_EXERCISE_: Identify each line in the records below that contains the word "name", and copy it.

_PROVIDED RECORDS_:

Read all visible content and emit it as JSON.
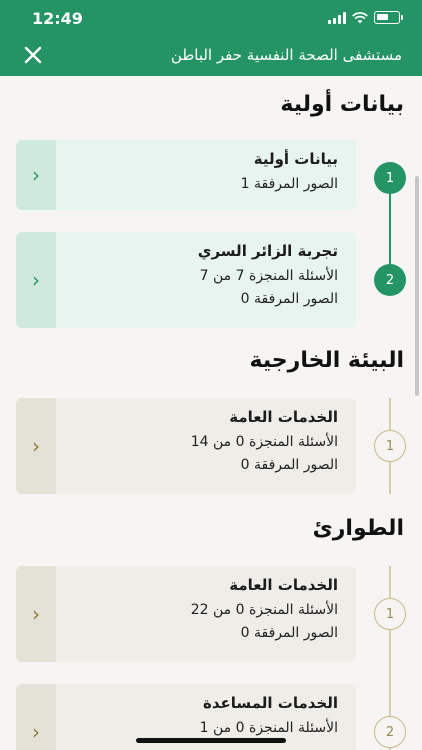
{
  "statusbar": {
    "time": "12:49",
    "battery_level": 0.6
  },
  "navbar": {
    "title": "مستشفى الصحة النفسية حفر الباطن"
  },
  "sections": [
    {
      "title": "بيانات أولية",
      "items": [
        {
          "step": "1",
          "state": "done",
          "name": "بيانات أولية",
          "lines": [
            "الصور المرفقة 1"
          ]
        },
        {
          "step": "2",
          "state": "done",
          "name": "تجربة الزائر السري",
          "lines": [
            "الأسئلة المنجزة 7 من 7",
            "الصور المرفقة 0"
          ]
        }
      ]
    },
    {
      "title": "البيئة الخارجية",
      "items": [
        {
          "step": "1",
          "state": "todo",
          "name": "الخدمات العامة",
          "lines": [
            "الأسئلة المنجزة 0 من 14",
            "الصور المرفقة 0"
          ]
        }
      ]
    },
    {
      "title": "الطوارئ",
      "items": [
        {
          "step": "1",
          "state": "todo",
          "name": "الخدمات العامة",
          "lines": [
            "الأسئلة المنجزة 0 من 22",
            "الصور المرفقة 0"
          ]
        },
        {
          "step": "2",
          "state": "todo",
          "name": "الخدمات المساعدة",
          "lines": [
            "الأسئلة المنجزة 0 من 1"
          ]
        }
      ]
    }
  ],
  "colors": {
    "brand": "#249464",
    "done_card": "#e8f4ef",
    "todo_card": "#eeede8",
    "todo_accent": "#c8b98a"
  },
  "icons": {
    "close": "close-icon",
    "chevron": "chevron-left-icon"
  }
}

_RESPONSE BOX_:
          "name": "بيانات أولية",
          "name": "تجربة الزائر السري",
          "name": "الخدمات العامة",
          "name": "الخدمات العامة",
          "name": "الخدمات المساعدة",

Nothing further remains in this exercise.